The DeLorme Company likes to call itself "the longtime leader in innovative mapping and GPS solutions for commercial and government markets." In other words, they make maps and world is their oyster. Their "world" headquarters are in the picturesque Maine coast town of Yarmouth, just down the road apiece from L.L. Bean's flagship store. To put their company on the, er, map, they built a honey of an eccentric roadside attraction: the world's largest revolving/rotating globe, housed inside a 3-story glass atrium. And it's not just a mook like me that says it's the biggest world in the world, it's got the Guinness Book of World's Records' seal of approval. The globe, known as Eartha (and built, one presumes, from an Eartha kit), measures 41 feet, 1 and 1/2 inches and it revolves on a specially designed mechanized cantilever arm. And just like the real thing, Eartha tilts at 23.5 degrees and rotates on its axis. Unlike the real thing, two electric motors do Eartha's spinning. All that largeness and rotating eventually take their toll, however, and Eartha has to be given a tune-up and makeover periodically. This was the case when we visited last fall, but we didn't mind. Even standing still, it was quite a sight to see. More recently, they say the renovations have made a world of difference and Eartha could be spinning again in world-class condition perhaps as soon as a couple of weeks from now.

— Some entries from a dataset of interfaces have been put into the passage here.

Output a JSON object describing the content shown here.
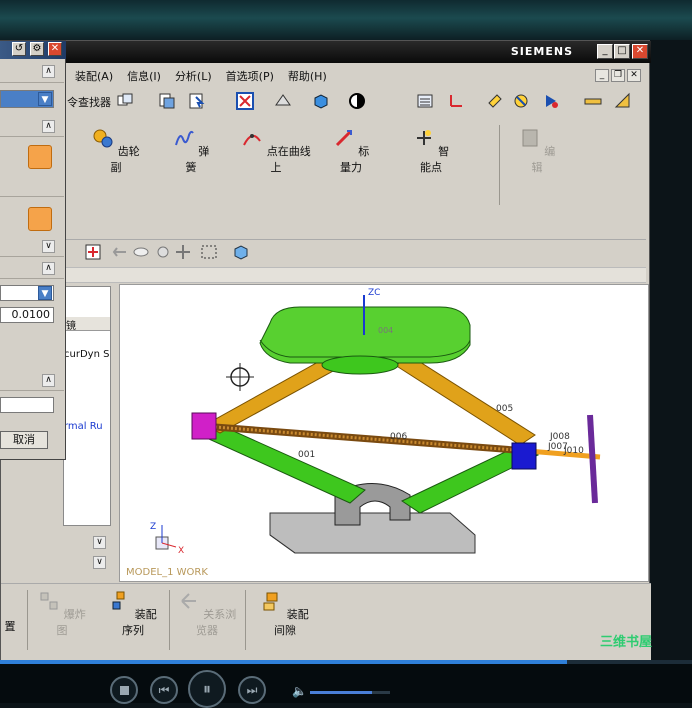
{
  "window": {
    "brand": "SIEMENS"
  },
  "menu": [
    "装配(A)",
    "信息(I)",
    "分析(L)",
    "首选项(P)",
    "帮助(H)"
  ],
  "toolbar": {
    "finder_label": "令查找器"
  },
  "main_tools": [
    {
      "label": "齿轮副",
      "icon": "gear-pair-icon"
    },
    {
      "label": "弹簧",
      "icon": "spring-icon"
    },
    {
      "label": "点在曲线上",
      "icon": "point-on-curve-icon"
    },
    {
      "label": "标量力",
      "icon": "scalar-force-icon"
    },
    {
      "label": "智能点",
      "icon": "smart-point-icon"
    },
    {
      "label": "编辑",
      "icon": "edit-icon",
      "disabled": true
    }
  ],
  "dialog": {
    "value": "0.0100",
    "cancel": "取消"
  },
  "navigator": {
    "header": "镜",
    "item1": "curDyn S",
    "item2": "rmal Ru"
  },
  "graphics": {
    "work_label": "MODEL_1 WORK",
    "axis_zc": "ZC",
    "axis_z": "Z",
    "axis_x": "X",
    "joint_labels": [
      "J008",
      "J007",
      "J010",
      "005",
      "006",
      "001",
      "004"
    ]
  },
  "bottom_tools": [
    {
      "label": "置",
      "icon": "position-icon",
      "disabled": false
    },
    {
      "label": "爆炸图",
      "icon": "exploded-view-icon",
      "disabled": true
    },
    {
      "label": "装配序列",
      "icon": "assembly-sequence-icon",
      "disabled": false
    },
    {
      "label": "关系浏览器",
      "icon": "relation-browser-icon",
      "disabled": true
    },
    {
      "label": "装配间隙",
      "icon": "assembly-clearance-icon",
      "disabled": false
    }
  ],
  "watermark": "三维书屋",
  "player": {
    "volume": 0.78,
    "progress": 0.82
  },
  "colors": {
    "accent": "#4a7fc6",
    "body_green": "#3ec71e",
    "arm_orange": "#e0a21a",
    "block_magenta": "#d020c8",
    "block_blue": "#1a1ad0"
  }
}
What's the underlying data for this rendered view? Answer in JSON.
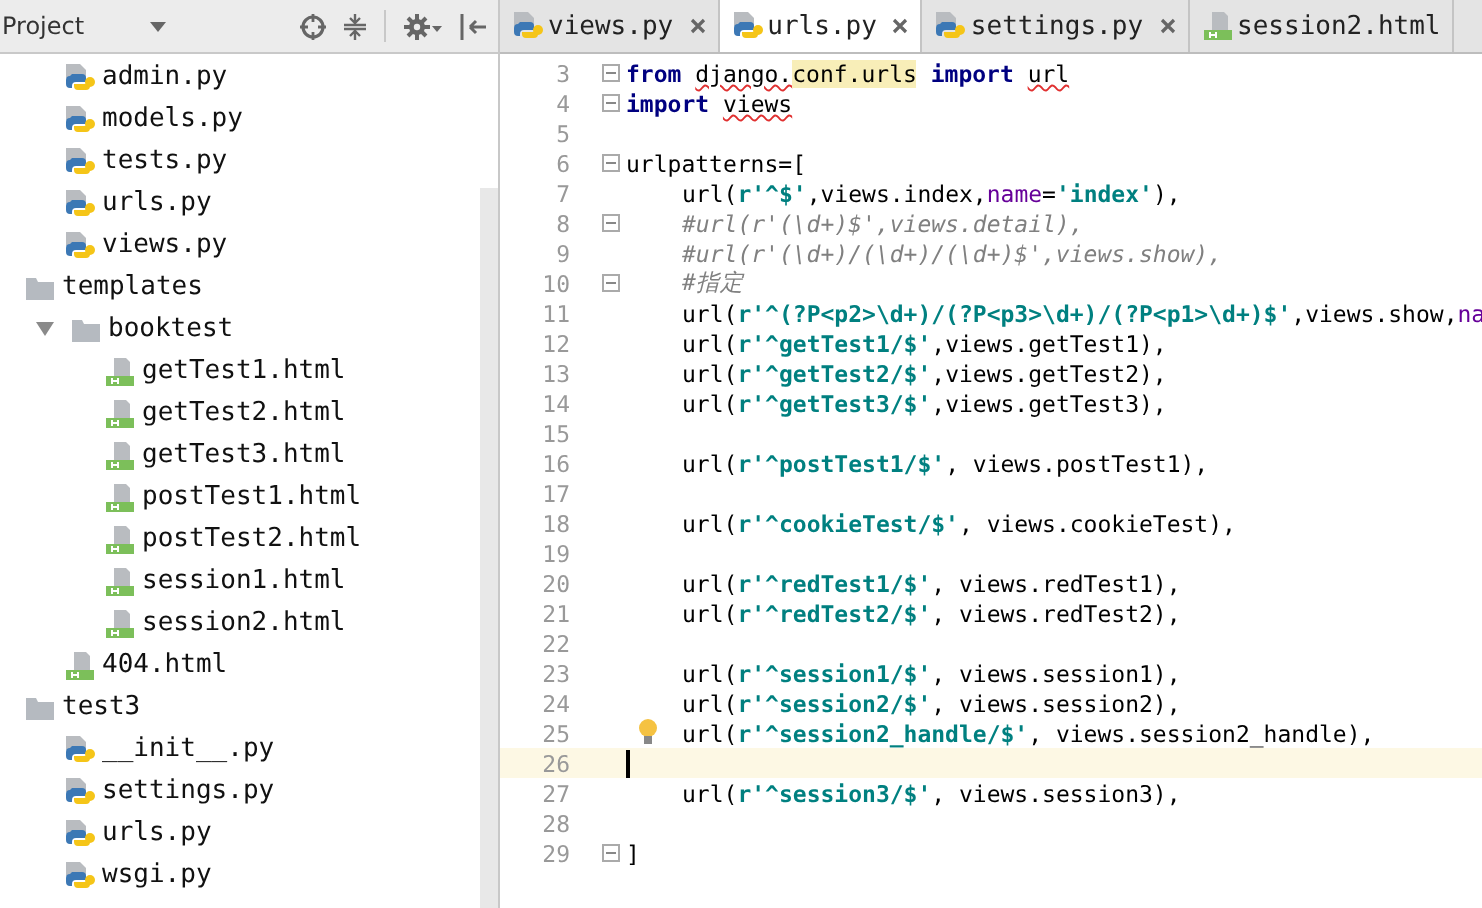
{
  "project_panel": {
    "title": "Project",
    "tree": {
      "cut_items": [
        {
          "name": "admin.py",
          "kind": "py"
        },
        {
          "name": "models.py",
          "kind": "py"
        },
        {
          "name": "tests.py",
          "kind": "py"
        },
        {
          "name": "urls.py",
          "kind": "py"
        },
        {
          "name": "views.py",
          "kind": "py"
        }
      ],
      "items": [
        {
          "name": "templates",
          "kind": "folder",
          "children": [
            {
              "name": "booktest",
              "kind": "folder",
              "expanded": true,
              "children": [
                {
                  "name": "getTest1.html",
                  "kind": "html"
                },
                {
                  "name": "getTest2.html",
                  "kind": "html"
                },
                {
                  "name": "getTest3.html",
                  "kind": "html"
                },
                {
                  "name": "postTest1.html",
                  "kind": "html"
                },
                {
                  "name": "postTest2.html",
                  "kind": "html"
                },
                {
                  "name": "session1.html",
                  "kind": "html"
                },
                {
                  "name": "session2.html",
                  "kind": "html"
                }
              ]
            },
            {
              "name": "404.html",
              "kind": "html"
            }
          ]
        },
        {
          "name": "test3",
          "kind": "folder",
          "children": [
            {
              "name": "__init__.py",
              "kind": "py"
            },
            {
              "name": "settings.py",
              "kind": "py"
            },
            {
              "name": "urls.py",
              "kind": "py"
            },
            {
              "name": "wsgi.py",
              "kind": "py"
            }
          ]
        }
      ]
    }
  },
  "tabs": [
    {
      "label": "views.py",
      "kind": "py",
      "selected": false,
      "closable": true
    },
    {
      "label": "urls.py",
      "kind": "py",
      "selected": true,
      "closable": true
    },
    {
      "label": "settings.py",
      "kind": "py",
      "selected": false,
      "closable": true
    },
    {
      "label": "session2.html",
      "kind": "html",
      "selected": false,
      "closable": false
    }
  ],
  "editor": {
    "lines": [
      {
        "number": "3",
        "fold": true,
        "current": false,
        "bulb": false,
        "indented": false,
        "tokens": [
          {
            "kind": "kw",
            "text": "from "
          },
          {
            "kind": "typo",
            "text": "django."
          },
          {
            "kind": "hl",
            "text": "conf."
          },
          {
            "kind": "hl",
            "text": "urls"
          },
          {
            "kind": "kw",
            "text": " import "
          },
          {
            "kind": "typo",
            "text": "url"
          }
        ]
      },
      {
        "number": "4",
        "fold": true,
        "current": false,
        "bulb": false,
        "indented": false,
        "tokens": [
          {
            "kind": "kw",
            "text": "import "
          },
          {
            "kind": "typo",
            "text": "views"
          }
        ]
      },
      {
        "number": "5",
        "fold": false,
        "current": false,
        "bulb": false,
        "indented": false
      },
      {
        "number": "6",
        "fold": true,
        "current": false,
        "bulb": false,
        "indented": false,
        "tokens": [
          {
            "kind": "plain",
            "text": "urlpatterns=["
          }
        ]
      },
      {
        "number": "7",
        "fold": false,
        "current": false,
        "bulb": false,
        "indented": true,
        "tokens": [
          {
            "kind": "plain",
            "text": "url("
          },
          {
            "kind": "str",
            "text": "r'^$'"
          },
          {
            "kind": "plain",
            "text": ",views.index,"
          },
          {
            "kind": "param",
            "text": "name"
          },
          {
            "kind": "plain",
            "text": "="
          },
          {
            "kind": "str",
            "text": "'index'"
          },
          {
            "kind": "plain",
            "text": "),"
          }
        ]
      },
      {
        "number": "8",
        "fold": true,
        "current": false,
        "bulb": false,
        "indented": true,
        "tokens": [
          {
            "kind": "comment",
            "text": "#url(r'(\\d+)$',views.detail),"
          }
        ]
      },
      {
        "number": "9",
        "fold": false,
        "current": false,
        "bulb": false,
        "indented": true,
        "tokens": [
          {
            "kind": "comment",
            "text": "#url(r'(\\d+)/(\\d+)/(\\d+)$',views.show),"
          }
        ]
      },
      {
        "number": "10",
        "fold": true,
        "current": false,
        "bulb": false,
        "indented": true,
        "tokens": [
          {
            "kind": "comment",
            "text": "#指定"
          }
        ]
      },
      {
        "number": "11",
        "fold": false,
        "current": false,
        "bulb": false,
        "indented": true,
        "tokens": [
          {
            "kind": "plain",
            "text": "url("
          },
          {
            "kind": "str",
            "text": "r'^(?P<p2>\\d+)/(?P<p3>\\d+)/(?P<p1>\\d+)$'"
          },
          {
            "kind": "plain",
            "text": ",views.show,"
          },
          {
            "kind": "param",
            "text": "na"
          }
        ]
      },
      {
        "number": "12",
        "fold": false,
        "current": false,
        "bulb": false,
        "indented": true,
        "tokens": [
          {
            "kind": "plain",
            "text": "url("
          },
          {
            "kind": "str",
            "text": "r'^getTest1/$'"
          },
          {
            "kind": "plain",
            "text": ",views.getTest1),"
          }
        ]
      },
      {
        "number": "13",
        "fold": false,
        "current": false,
        "bulb": false,
        "indented": true,
        "tokens": [
          {
            "kind": "plain",
            "text": "url("
          },
          {
            "kind": "str",
            "text": "r'^getTest2/$'"
          },
          {
            "kind": "plain",
            "text": ",views.getTest2),"
          }
        ]
      },
      {
        "number": "14",
        "fold": false,
        "current": false,
        "bulb": false,
        "indented": true,
        "tokens": [
          {
            "kind": "plain",
            "text": "url("
          },
          {
            "kind": "str",
            "text": "r'^getTest3/$'"
          },
          {
            "kind": "plain",
            "text": ",views.getTest3),"
          }
        ]
      },
      {
        "number": "15",
        "fold": false,
        "current": false,
        "bulb": false,
        "indented": false
      },
      {
        "number": "16",
        "fold": false,
        "current": false,
        "bulb": false,
        "indented": true,
        "tokens": [
          {
            "kind": "plain",
            "text": "url("
          },
          {
            "kind": "str",
            "text": "r'^postTest1/$'"
          },
          {
            "kind": "plain",
            "text": ", views.postTest1),"
          }
        ]
      },
      {
        "number": "17",
        "fold": false,
        "current": false,
        "bulb": false,
        "indented": false
      },
      {
        "number": "18",
        "fold": false,
        "current": false,
        "bulb": false,
        "indented": true,
        "tokens": [
          {
            "kind": "plain",
            "text": "url("
          },
          {
            "kind": "str",
            "text": "r'^cookieTest/$'"
          },
          {
            "kind": "plain",
            "text": ", views.cookieTest),"
          }
        ]
      },
      {
        "number": "19",
        "fold": false,
        "current": false,
        "bulb": false,
        "indented": false
      },
      {
        "number": "20",
        "fold": false,
        "current": false,
        "bulb": false,
        "indented": true,
        "tokens": [
          {
            "kind": "plain",
            "text": "url("
          },
          {
            "kind": "str",
            "text": "r'^redTest1/$'"
          },
          {
            "kind": "plain",
            "text": ", views.redTest1),"
          }
        ]
      },
      {
        "number": "21",
        "fold": false,
        "current": false,
        "bulb": false,
        "indented": true,
        "tokens": [
          {
            "kind": "plain",
            "text": "url("
          },
          {
            "kind": "str",
            "text": "r'^redTest2/$'"
          },
          {
            "kind": "plain",
            "text": ", views.redTest2),"
          }
        ]
      },
      {
        "number": "22",
        "fold": false,
        "current": false,
        "bulb": false,
        "indented": false
      },
      {
        "number": "23",
        "fold": false,
        "current": false,
        "bulb": false,
        "indented": true,
        "tokens": [
          {
            "kind": "plain",
            "text": "url("
          },
          {
            "kind": "str",
            "text": "r'^session1/$'"
          },
          {
            "kind": "plain",
            "text": ", views.session1),"
          }
        ]
      },
      {
        "number": "24",
        "fold": false,
        "current": false,
        "bulb": false,
        "indented": true,
        "tokens": [
          {
            "kind": "plain",
            "text": "url("
          },
          {
            "kind": "str",
            "text": "r'^session2/$'"
          },
          {
            "kind": "plain",
            "text": ", views.session2),"
          }
        ]
      },
      {
        "number": "25",
        "fold": false,
        "current": false,
        "bulb": true,
        "indented": true,
        "tokens": [
          {
            "kind": "plain",
            "text": "url("
          },
          {
            "kind": "str",
            "text": "r'^session2_handle/$'"
          },
          {
            "kind": "plain",
            "text": ", views.session2_handle),"
          }
        ]
      },
      {
        "number": "26",
        "fold": false,
        "current": true,
        "bulb": false,
        "indented": false
      },
      {
        "number": "27",
        "fold": false,
        "current": false,
        "bulb": false,
        "indented": true,
        "tokens": [
          {
            "kind": "plain",
            "text": "url("
          },
          {
            "kind": "str",
            "text": "r'^session3/$'"
          },
          {
            "kind": "plain",
            "text": ", views.session3),"
          }
        ]
      },
      {
        "number": "28",
        "fold": false,
        "current": false,
        "bulb": false,
        "indented": false
      },
      {
        "number": "29",
        "fold": true,
        "current": false,
        "bulb": false,
        "indented": false,
        "tokens": [
          {
            "kind": "plain",
            "text": "]"
          }
        ]
      }
    ]
  }
}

So, if you'd like to see what the world is coming to, stop by DeLorme's. It's out of this world, it'll do you a world of good and you shouldn't miss it for the world. (And if you think those puns are awful, just be grateful this wasn't the world's largest Uranus).